==== Data to process

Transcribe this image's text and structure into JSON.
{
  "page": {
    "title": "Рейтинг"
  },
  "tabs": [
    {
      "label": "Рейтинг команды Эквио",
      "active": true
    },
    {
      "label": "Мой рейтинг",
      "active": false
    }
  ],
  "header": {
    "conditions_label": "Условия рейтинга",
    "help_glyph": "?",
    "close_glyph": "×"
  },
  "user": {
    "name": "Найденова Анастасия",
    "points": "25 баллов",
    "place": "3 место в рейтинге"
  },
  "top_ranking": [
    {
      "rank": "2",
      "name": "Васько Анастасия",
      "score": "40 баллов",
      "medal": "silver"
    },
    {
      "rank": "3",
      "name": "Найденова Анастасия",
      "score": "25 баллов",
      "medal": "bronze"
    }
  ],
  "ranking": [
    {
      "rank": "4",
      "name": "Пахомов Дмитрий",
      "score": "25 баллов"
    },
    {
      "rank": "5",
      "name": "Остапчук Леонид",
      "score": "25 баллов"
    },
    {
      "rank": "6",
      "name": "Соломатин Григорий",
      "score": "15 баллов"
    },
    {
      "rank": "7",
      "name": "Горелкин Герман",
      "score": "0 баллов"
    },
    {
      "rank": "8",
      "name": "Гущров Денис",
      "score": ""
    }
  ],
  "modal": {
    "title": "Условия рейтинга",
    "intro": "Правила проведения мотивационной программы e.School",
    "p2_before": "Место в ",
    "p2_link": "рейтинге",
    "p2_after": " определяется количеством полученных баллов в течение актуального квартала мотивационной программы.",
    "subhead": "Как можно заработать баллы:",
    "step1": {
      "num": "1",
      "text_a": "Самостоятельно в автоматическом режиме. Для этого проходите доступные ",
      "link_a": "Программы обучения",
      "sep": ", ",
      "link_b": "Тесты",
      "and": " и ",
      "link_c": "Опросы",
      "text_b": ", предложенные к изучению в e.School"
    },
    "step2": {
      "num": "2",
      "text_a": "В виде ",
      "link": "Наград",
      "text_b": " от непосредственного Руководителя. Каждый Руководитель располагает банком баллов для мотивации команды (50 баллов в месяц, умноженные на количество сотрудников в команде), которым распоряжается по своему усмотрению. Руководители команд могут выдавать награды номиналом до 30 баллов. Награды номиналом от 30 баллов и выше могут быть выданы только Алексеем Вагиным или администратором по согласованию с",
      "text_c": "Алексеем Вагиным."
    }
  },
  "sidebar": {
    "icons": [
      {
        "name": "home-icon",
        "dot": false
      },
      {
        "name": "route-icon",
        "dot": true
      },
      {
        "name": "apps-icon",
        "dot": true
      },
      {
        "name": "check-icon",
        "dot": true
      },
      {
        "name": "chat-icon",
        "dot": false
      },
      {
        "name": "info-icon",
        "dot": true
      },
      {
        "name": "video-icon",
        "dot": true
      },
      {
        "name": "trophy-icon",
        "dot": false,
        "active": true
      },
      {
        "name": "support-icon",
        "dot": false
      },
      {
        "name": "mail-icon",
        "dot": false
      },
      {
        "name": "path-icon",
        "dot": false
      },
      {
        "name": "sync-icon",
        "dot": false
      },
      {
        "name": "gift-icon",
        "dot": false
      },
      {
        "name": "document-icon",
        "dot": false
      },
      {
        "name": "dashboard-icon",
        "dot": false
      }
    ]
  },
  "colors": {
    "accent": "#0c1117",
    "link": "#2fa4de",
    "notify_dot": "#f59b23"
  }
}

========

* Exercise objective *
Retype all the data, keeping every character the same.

* Solution to this task *
Transcribe this image's text and structure into JSON.
{
  "page": {
    "title": "Рейтинг"
  },
  "tabs": [
    {
      "label": "Рейтинг команды Эквио",
      "active": true
    },
    {
      "label": "Мой рейтинг",
      "active": false
    }
  ],
  "header": {
    "conditions_label": "Условия рейтинга",
    "help_glyph": "?",
    "close_glyph": "×"
  },
  "user": {
    "name": "Найденова Анастасия",
    "points": "25 баллов",
    "place": "3 место в рейтинге"
  },
  "top_ranking": [
    {
      "rank": "2",
      "name": "Васько Анастасия",
      "score": "40 баллов",
      "medal": "silver"
    },
    {
      "rank": "3",
      "name": "Найденова Анастасия",
      "score": "25 баллов",
      "medal": "bronze"
    }
  ],
  "ranking": [
    {
      "rank": "4",
      "name": "Пахомов Дмитрий",
      "score": "25 баллов"
    },
    {
      "rank": "5",
      "name": "Остапчук Леонид",
      "score": "25 баллов"
    },
    {
      "rank": "6",
      "name": "Соломатин Григорий",
      "score": "15 баллов"
    },
    {
      "rank": "7",
      "name": "Горелкин Герман",
      "score": "0 баллов"
    },
    {
      "rank": "8",
      "name": "Гущров Денис",
      "score": ""
    }
  ],
  "modal": {
    "title": "Условия рейтинга",
    "intro": "Правила проведения мотивационной программы e.School",
    "p2_before": "Место в ",
    "p2_link": "рейтинге",
    "p2_after": " определяется количеством полученных баллов в течение актуального квартала мотивационной программы.",
    "subhead": "Как можно заработать баллы:",
    "step1": {
      "num": "1",
      "text_a": "Самостоятельно в автоматическом режиме. Для этого проходите доступные ",
      "link_a": "Программы обучения",
      "sep": ", ",
      "link_b": "Тесты",
      "and": " и ",
      "link_c": "Опросы",
      "text_b": ", предложенные к изучению в e.School"
    },
    "step2": {
      "num": "2",
      "text_a": "В виде ",
      "link": "Наград",
      "text_b": " от непосредственного Руководителя. Каждый Руководитель располагает банком баллов для мотивации команды (50 баллов в месяц, умноженные на количество сотрудников в команде), которым распоряжается по своему усмотрению. Руководители команд могут выдавать награды номиналом до 30 баллов. Награды номиналом от 30 баллов и выше могут быть выданы только Алексеем Вагиным или администратором по согласованию с",
      "text_c": "Алексеем Вагиным."
    }
  },
  "sidebar": {
    "icons": [
      {
        "name": "home-icon",
        "dot": false
      },
      {
        "name": "route-icon",
        "dot": true
      },
      {
        "name": "apps-icon",
        "dot": true
      },
      {
        "name": "check-icon",
        "dot": true
      },
      {
        "name": "chat-icon",
        "dot": false
      },
      {
        "name": "info-icon",
        "dot": true
      },
      {
        "name": "video-icon",
        "dot": true
      },
      {
        "name": "trophy-icon",
        "dot": false,
        "active": true
      },
      {
        "name": "support-icon",
        "dot": false
      },
      {
        "name": "mail-icon",
        "dot": false
      },
      {
        "name": "path-icon",
        "dot": false
      },
      {
        "name": "sync-icon",
        "dot": false
      },
      {
        "name": "gift-icon",
        "dot": false
      },
      {
        "name": "document-icon",
        "dot": false
      },
      {
        "name": "dashboard-icon",
        "dot": false
      }
    ]
  },
  "colors": {
    "accent": "#0c1117",
    "link": "#2fa4de",
    "notify_dot": "#f59b23"
  }
}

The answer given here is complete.